WHAT TO PRODUCE: Copy every line of the records below where the word "screenshot" occurs.

DATASET EXCERPTS:
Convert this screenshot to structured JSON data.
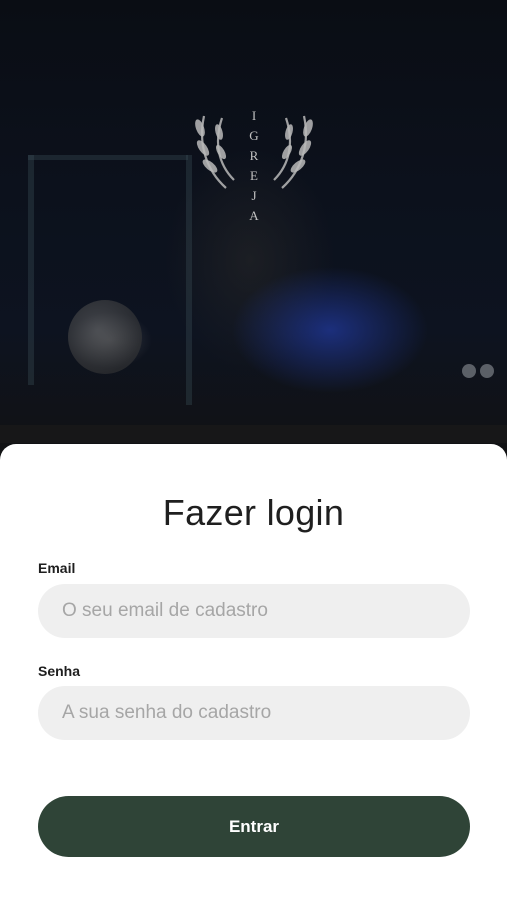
{
  "hero": {
    "logo_letters": [
      "I",
      "G",
      "R",
      "E",
      "J",
      "A"
    ]
  },
  "login": {
    "title": "Fazer login",
    "email_label": "Email",
    "email_placeholder": "O seu email de cadastro",
    "email_value": "",
    "password_label": "Senha",
    "password_placeholder": "A sua senha do cadastro",
    "password_value": "",
    "submit_label": "Entrar"
  },
  "colors": {
    "primary_button": "#2f4437",
    "input_background": "#efefef",
    "sheet_background": "#ffffff",
    "backdrop": "#0b0f18"
  }
}
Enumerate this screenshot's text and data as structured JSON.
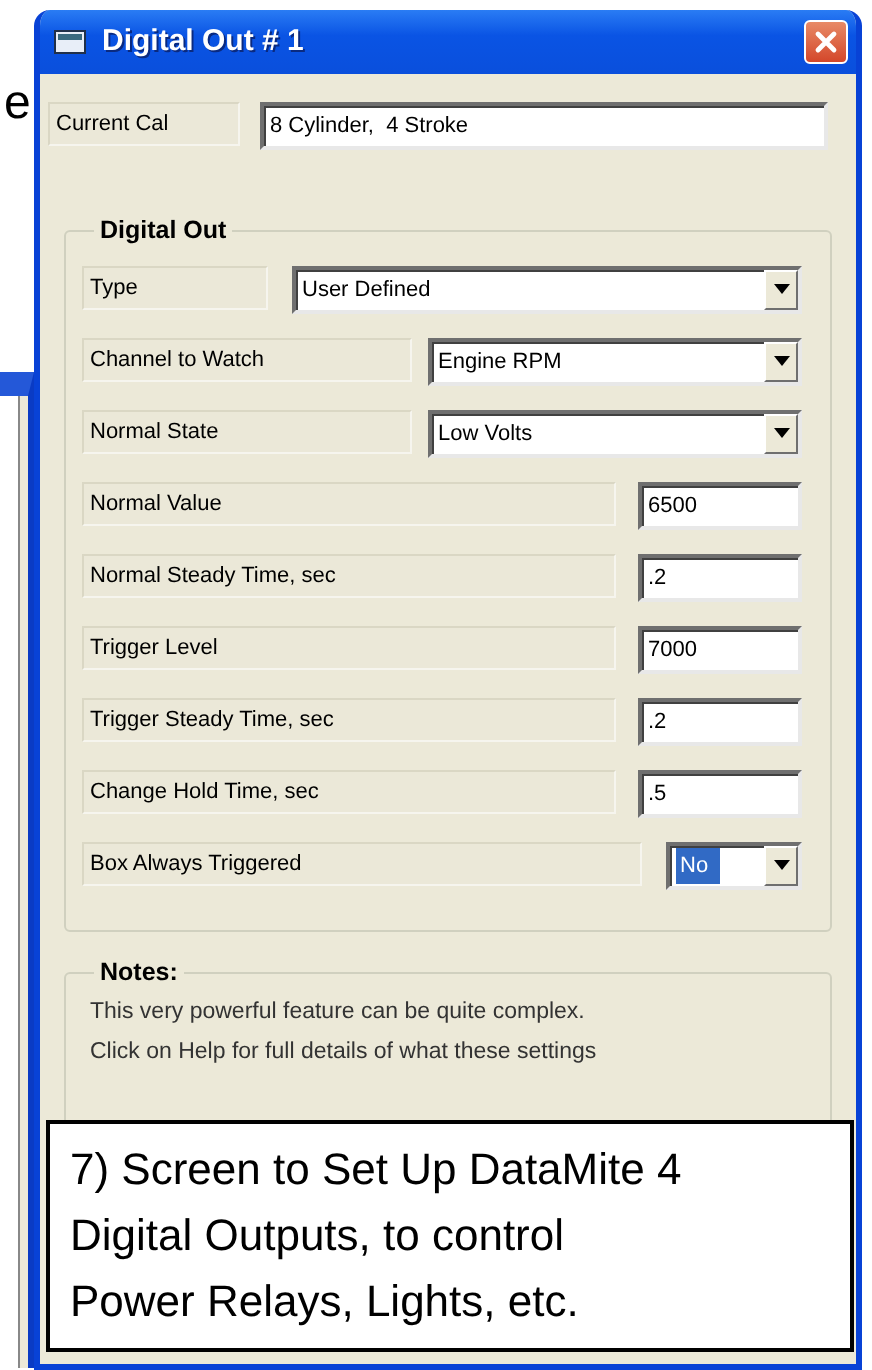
{
  "background_text": "e",
  "window": {
    "title": "Digital Out # 1"
  },
  "current_cal": {
    "label": "Current Cal",
    "value": "8 Cylinder,  4 Stroke"
  },
  "digital_out": {
    "title": "Digital Out",
    "fields": [
      {
        "kind": "combo-wide",
        "label": "Type",
        "value": "User Defined",
        "selected": false
      },
      {
        "kind": "combo",
        "label": "Channel to Watch",
        "value": "Engine RPM",
        "selected": false
      },
      {
        "kind": "combo",
        "label": "Normal State",
        "value": "Low Volts",
        "selected": false
      },
      {
        "kind": "text",
        "label": "Normal Value",
        "value": "6500"
      },
      {
        "kind": "text",
        "label": "Normal Steady Time, sec",
        "value": ".2"
      },
      {
        "kind": "text",
        "label": "Trigger Level",
        "value": "7000"
      },
      {
        "kind": "text",
        "label": "Trigger Steady Time, sec",
        "value": ".2"
      },
      {
        "kind": "text",
        "label": "Change Hold Time, sec",
        "value": ".5"
      },
      {
        "kind": "combo-short",
        "label": "Box Always Triggered",
        "value": "No",
        "selected": true
      }
    ]
  },
  "notes": {
    "title": "Notes:",
    "lines": [
      "This very powerful feature can be quite complex.",
      "Click on Help for full details of what these settings"
    ]
  },
  "caption": {
    "lines": [
      "7) Screen to Set Up DataMite 4",
      "Digital Outputs, to control",
      "Power Relays, Lights, etc."
    ]
  }
}
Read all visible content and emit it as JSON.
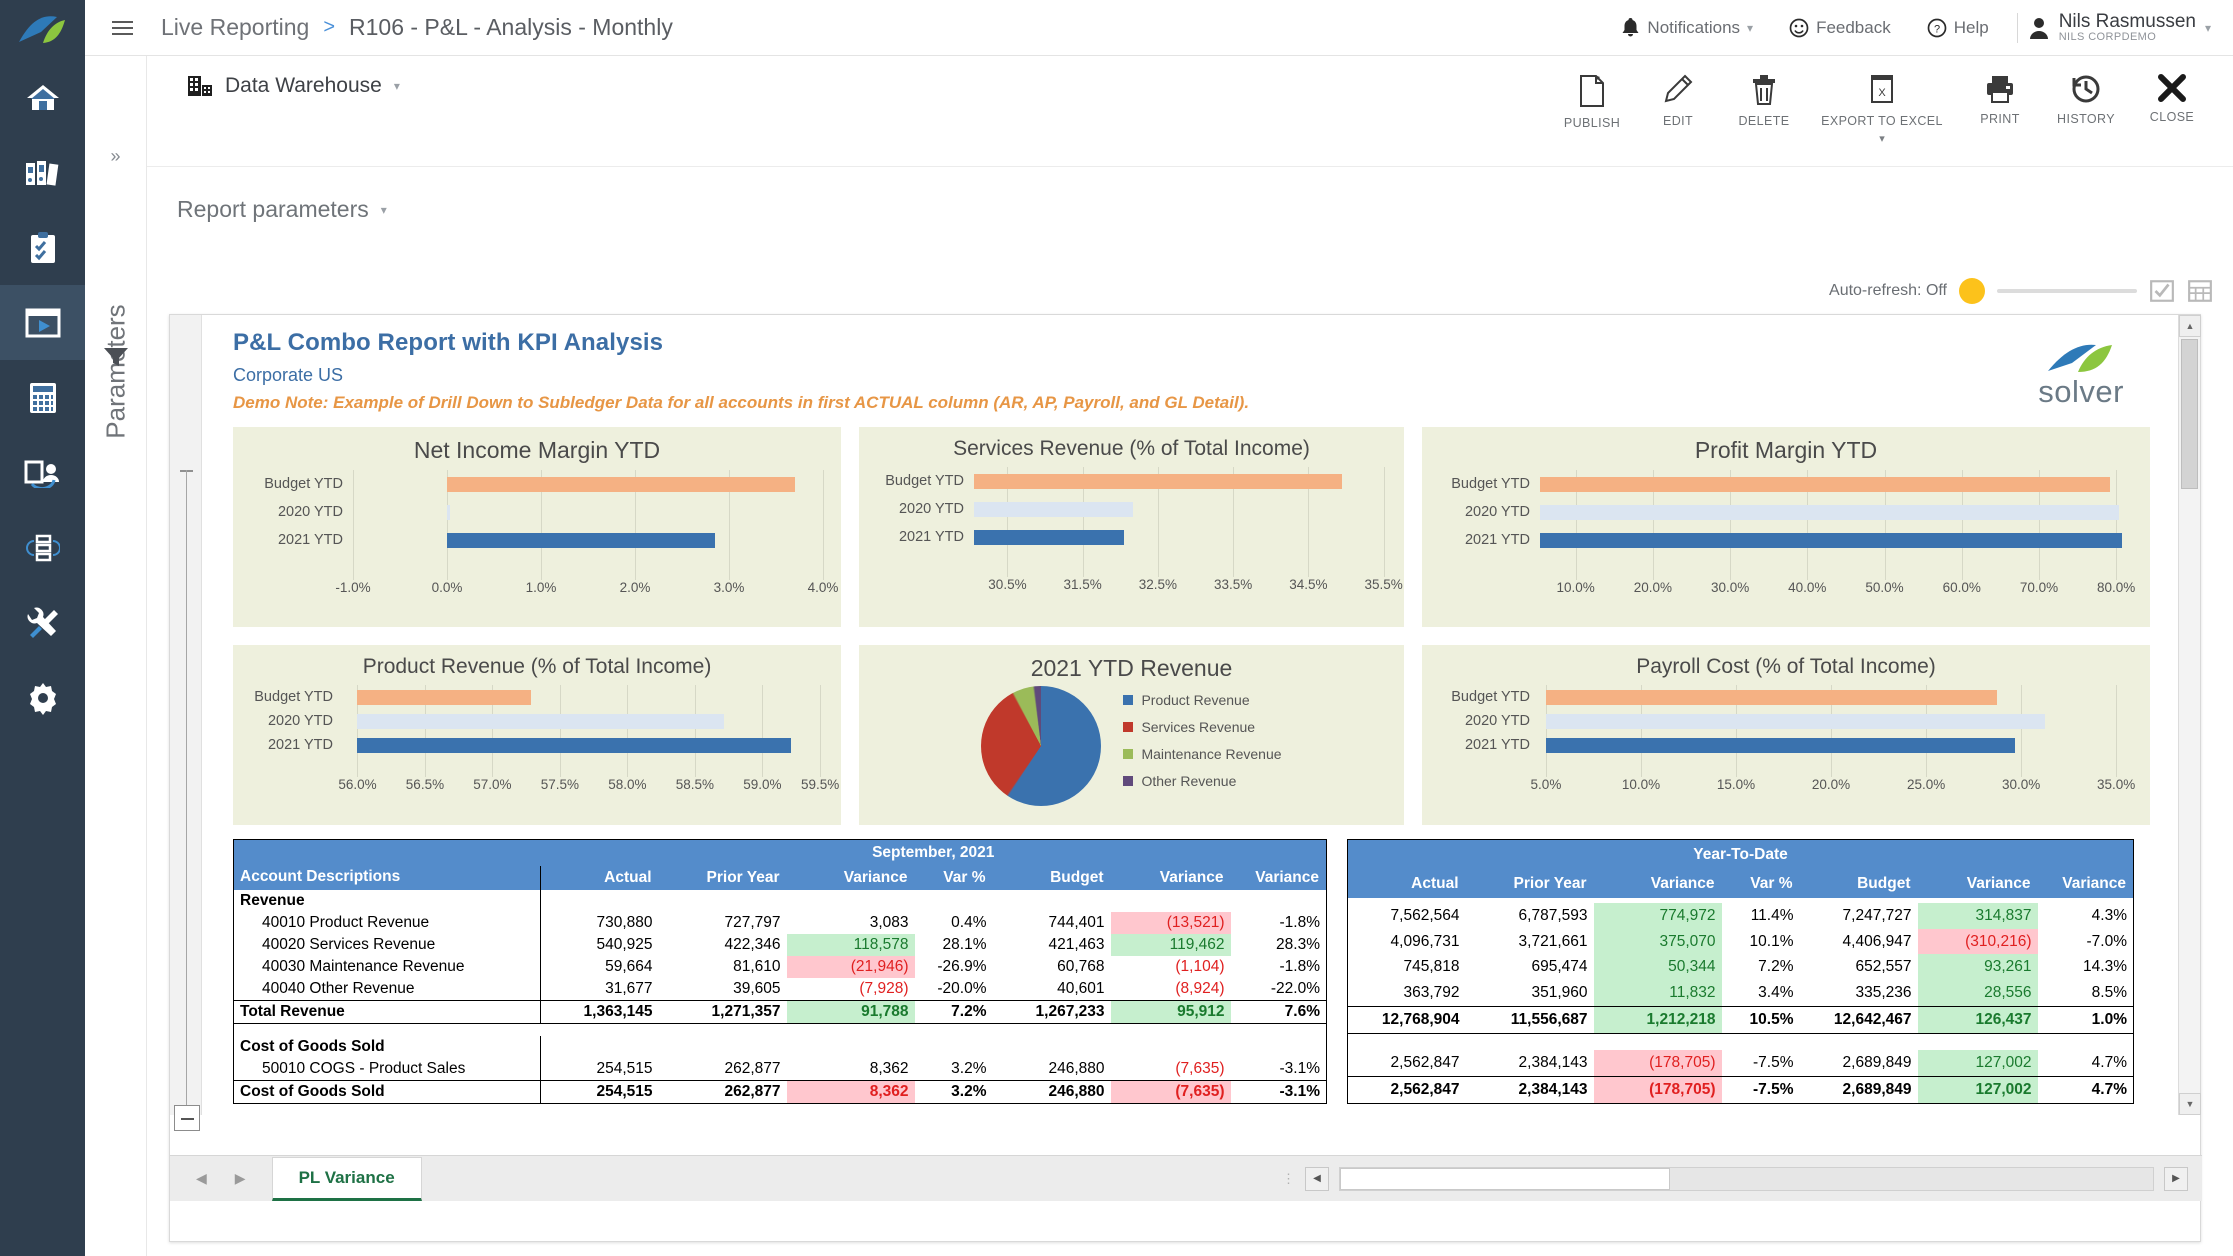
{
  "brand": {
    "accent": "#4a90d9",
    "rail_bg": "#2f3e4e",
    "header_blue": "#548ccb",
    "pos_green": "#1a7a2e",
    "neg_red": "#e02020",
    "hl_green": "#c6efce",
    "hl_red": "#ffc7ce",
    "bar_budget": "#f5b183",
    "bar_2020": "#dbe5f1",
    "bar_2021": "#3a72ae",
    "toggle_yellow": "#fcc21b",
    "tab_green": "#1e7145"
  },
  "header": {
    "breadcrumb_root": "Live Reporting",
    "breadcrumb_sep": ">",
    "breadcrumb_current": "R106 - P&L - Analysis - Monthly",
    "notifications": "Notifications",
    "feedback": "Feedback",
    "help": "Help",
    "user_name": "Nils Rasmussen",
    "user_org": "Nils CorpDemo"
  },
  "sidebar": {
    "items": [
      {
        "name": "home",
        "label": "Home"
      },
      {
        "name": "reports",
        "label": "Reports"
      },
      {
        "name": "tasks",
        "label": "Tasks"
      },
      {
        "name": "live-reporting",
        "label": "Live Reporting",
        "active": true
      },
      {
        "name": "budgeting",
        "label": "Budgeting"
      },
      {
        "name": "data-entry",
        "label": "Data Entry"
      },
      {
        "name": "workflow",
        "label": "Workflow"
      },
      {
        "name": "tools",
        "label": "Tools"
      },
      {
        "name": "settings",
        "label": "Settings"
      }
    ]
  },
  "parameters_panel": {
    "label": "Parameters"
  },
  "toolbar": {
    "datasource": "Data Warehouse",
    "report_parameters": "Report parameters",
    "actions": [
      {
        "name": "publish",
        "label": "PUBLISH"
      },
      {
        "name": "edit",
        "label": "EDIT"
      },
      {
        "name": "delete",
        "label": "DELETE"
      },
      {
        "name": "export-to-excel",
        "label": "EXPORT TO EXCEL",
        "has_caret": true
      },
      {
        "name": "print",
        "label": "PRINT"
      },
      {
        "name": "history",
        "label": "HISTORY"
      },
      {
        "name": "close",
        "label": "CLOSE"
      }
    ],
    "auto_refresh": "Auto-refresh: Off"
  },
  "report": {
    "title": "P&L Combo Report with KPI Analysis",
    "subtitle": "Corporate US",
    "note": "Demo Note: Example of Drill Down to Subledger Data for all accounts in first ACTUAL column (AR, AP, Payroll, and GL Detail).",
    "logo_text": "solver"
  },
  "chart_data": [
    {
      "type": "bar",
      "orientation": "horizontal",
      "title": "Net Income Margin YTD",
      "categories": [
        "Budget YTD",
        "2020 YTD",
        "2021 YTD"
      ],
      "values": [
        3.7,
        0.0,
        2.85
      ],
      "series_colors": [
        "#f5b183",
        "#dbe5f1",
        "#3a72ae"
      ],
      "ticks": [
        "-1.0%",
        "0.0%",
        "1.0%",
        "2.0%",
        "3.0%",
        "4.0%"
      ],
      "tickvals": [
        -1.0,
        0.0,
        1.0,
        2.0,
        3.0,
        4.0
      ],
      "xlim": [
        -1.0,
        4.0
      ],
      "ylabel": "",
      "xlabel": "",
      "grid": true,
      "legend": "none"
    },
    {
      "type": "bar",
      "orientation": "horizontal",
      "title": "Services Revenue (% of Total Income)",
      "categories": [
        "Budget YTD",
        "2020 YTD",
        "2021 YTD"
      ],
      "values": [
        34.85,
        32.15,
        32.05
      ],
      "series_colors": [
        "#f5b183",
        "#dbe5f1",
        "#3a72ae"
      ],
      "ticks": [
        "30.5%",
        "31.5%",
        "32.5%",
        "33.5%",
        "34.5%",
        "35.5%"
      ],
      "tickvals": [
        30.5,
        31.5,
        32.5,
        33.5,
        34.5,
        35.5
      ],
      "xlim": [
        30.0,
        36.0
      ],
      "grid": true,
      "legend": "none"
    },
    {
      "type": "bar",
      "orientation": "horizontal",
      "title": "Profit Margin YTD",
      "categories": [
        "Budget YTD",
        "2020 YTD",
        "2021 YTD"
      ],
      "values": [
        79.3,
        79.7,
        79.9
      ],
      "series_colors": [
        "#f5b183",
        "#dbe5f1",
        "#3a72ae"
      ],
      "ticks": [
        "10.0%",
        "20.0%",
        "30.0%",
        "40.0%",
        "50.0%",
        "60.0%",
        "70.0%",
        "80.0%"
      ],
      "tickvals": [
        10,
        20,
        30,
        40,
        50,
        60,
        70,
        80
      ],
      "xlim": [
        5,
        82
      ],
      "grid": true,
      "legend": "none"
    },
    {
      "type": "bar",
      "orientation": "horizontal",
      "title": "Product Revenue (% of Total Income)",
      "categories": [
        "Budget YTD",
        "2020 YTD",
        "2021 YTD"
      ],
      "values": [
        57.35,
        58.75,
        59.25
      ],
      "series_colors": [
        "#f5b183",
        "#dbe5f1",
        "#3a72ae"
      ],
      "ticks": [
        "56.0%",
        "56.5%",
        "57.0%",
        "57.5%",
        "58.0%",
        "58.5%",
        "59.0%",
        "59.5%"
      ],
      "tickvals": [
        56.0,
        56.5,
        57.0,
        57.5,
        58.0,
        58.5,
        59.0,
        59.5
      ],
      "xlim": [
        56.0,
        59.7
      ],
      "grid": true,
      "legend": "none"
    },
    {
      "type": "pie",
      "title": "2021 YTD Revenue",
      "labels": [
        "Product Revenue",
        "Services Revenue",
        "Maintenance Revenue",
        "Other Revenue"
      ],
      "values": [
        59.2,
        32.1,
        5.8,
        2.8
      ],
      "colors": [
        "#3a72ae",
        "#c0392b",
        "#9bbb59",
        "#604a7b"
      ],
      "legend": "right"
    },
    {
      "type": "bar",
      "orientation": "horizontal",
      "title": "Payroll Cost (% of Total Income)",
      "categories": [
        "Budget YTD",
        "2020 YTD",
        "2021 YTD"
      ],
      "values": [
        28.9,
        31.4,
        30.0
      ],
      "series_colors": [
        "#f5b183",
        "#dbe5f1",
        "#3a72ae"
      ],
      "ticks": [
        "5.0%",
        "10.0%",
        "15.0%",
        "20.0%",
        "25.0%",
        "30.0%",
        "35.0%"
      ],
      "tickvals": [
        5,
        10,
        15,
        20,
        25,
        30,
        35
      ],
      "xlim": [
        5,
        36
      ],
      "grid": true,
      "legend": "none"
    }
  ],
  "table": {
    "desc_header": "Account Descriptions",
    "period_left": "September, 2021",
    "period_right": "Year-To-Date",
    "columns": [
      "Actual",
      "Prior Year",
      "Variance",
      "Var %",
      "Budget",
      "Variance",
      "Variance"
    ],
    "rows": [
      {
        "kind": "section",
        "label": "Revenue",
        "left": [
          "",
          "",
          "",
          "",
          "",
          "",
          ""
        ],
        "right": [
          "",
          "",
          "",
          "",
          "",
          "",
          ""
        ]
      },
      {
        "kind": "detail",
        "label": "40010 Product Revenue",
        "left": [
          "730,880",
          "727,797",
          "3,083",
          "0.4%",
          "744,401",
          "(13,521)",
          "-1.8%"
        ],
        "left_style": [
          "",
          "",
          "",
          "",
          "",
          "hl-red",
          ""
        ],
        "right": [
          "7,562,564",
          "6,787,593",
          "774,972",
          "11.4%",
          "7,247,727",
          "314,837",
          "4.3%"
        ],
        "right_style": [
          "",
          "",
          "hl-green",
          "",
          "",
          "hl-green",
          ""
        ]
      },
      {
        "kind": "detail",
        "label": "40020 Services Revenue",
        "left": [
          "540,925",
          "422,346",
          "118,578",
          "28.1%",
          "421,463",
          "119,462",
          "28.3%"
        ],
        "left_style": [
          "",
          "",
          "hl-green",
          "",
          "",
          "hl-green",
          ""
        ],
        "right": [
          "4,096,731",
          "3,721,661",
          "375,070",
          "10.1%",
          "4,406,947",
          "(310,216)",
          "-7.0%"
        ],
        "right_style": [
          "",
          "",
          "hl-green",
          "",
          "",
          "hl-red",
          ""
        ]
      },
      {
        "kind": "detail",
        "label": "40030 Maintenance Revenue",
        "left": [
          "59,664",
          "81,610",
          "(21,946)",
          "-26.9%",
          "60,768",
          "(1,104)",
          "-1.8%"
        ],
        "left_style": [
          "",
          "",
          "hl-red",
          "",
          "",
          "neg",
          ""
        ],
        "right": [
          "745,818",
          "695,474",
          "50,344",
          "7.2%",
          "652,557",
          "93,261",
          "14.3%"
        ],
        "right_style": [
          "",
          "",
          "hl-green",
          "",
          "",
          "hl-green",
          ""
        ]
      },
      {
        "kind": "detail",
        "label": "40040 Other Revenue",
        "left": [
          "31,677",
          "39,605",
          "(7,928)",
          "-20.0%",
          "40,601",
          "(8,924)",
          "-22.0%"
        ],
        "left_style": [
          "",
          "",
          "neg",
          "",
          "",
          "neg",
          ""
        ],
        "right": [
          "363,792",
          "351,960",
          "11,832",
          "3.4%",
          "335,236",
          "28,556",
          "8.5%"
        ],
        "right_style": [
          "",
          "",
          "hl-green",
          "",
          "",
          "hl-green",
          ""
        ]
      },
      {
        "kind": "total",
        "label": "Total Revenue",
        "left": [
          "1,363,145",
          "1,271,357",
          "91,788",
          "7.2%",
          "1,267,233",
          "95,912",
          "7.6%"
        ],
        "left_style": [
          "",
          "",
          "hl-green",
          "",
          "",
          "hl-green",
          ""
        ],
        "right": [
          "12,768,904",
          "11,556,687",
          "1,212,218",
          "10.5%",
          "12,642,467",
          "126,437",
          "1.0%"
        ],
        "right_style": [
          "",
          "",
          "hl-green",
          "",
          "",
          "hl-green",
          ""
        ]
      },
      {
        "kind": "spacer"
      },
      {
        "kind": "section",
        "label": "Cost of Goods Sold",
        "left": [
          "",
          "",
          "",
          "",
          "",
          "",
          ""
        ],
        "right": [
          "",
          "",
          "",
          "",
          "",
          "",
          ""
        ]
      },
      {
        "kind": "detail",
        "label": "50010 COGS - Product Sales",
        "left": [
          "254,515",
          "262,877",
          "8,362",
          "3.2%",
          "246,880",
          "(7,635)",
          "-3.1%"
        ],
        "left_style": [
          "",
          "",
          "",
          "",
          "",
          "neg",
          ""
        ],
        "right": [
          "2,562,847",
          "2,384,143",
          "(178,705)",
          "-7.5%",
          "2,689,849",
          "127,002",
          "4.7%"
        ],
        "right_style": [
          "",
          "",
          "hl-red",
          "",
          "",
          "hl-green",
          ""
        ]
      },
      {
        "kind": "total",
        "label": "Cost of Goods Sold",
        "left": [
          "254,515",
          "262,877",
          "8,362",
          "3.2%",
          "246,880",
          "(7,635)",
          "-3.1%"
        ],
        "left_style": [
          "",
          "",
          "hl-red",
          "",
          "",
          "hl-red",
          ""
        ],
        "right": [
          "2,562,847",
          "2,384,143",
          "(178,705)",
          "-7.5%",
          "2,689,849",
          "127,002",
          "4.7%"
        ],
        "right_style": [
          "",
          "",
          "hl-red",
          "",
          "",
          "hl-green",
          ""
        ]
      }
    ]
  },
  "sheet_tabs": {
    "active": "PL Variance"
  }
}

TASK OUTPUT:
Convert this screenshot to structured JSON data.
Enumerate this screenshot's text and data as structured JSON.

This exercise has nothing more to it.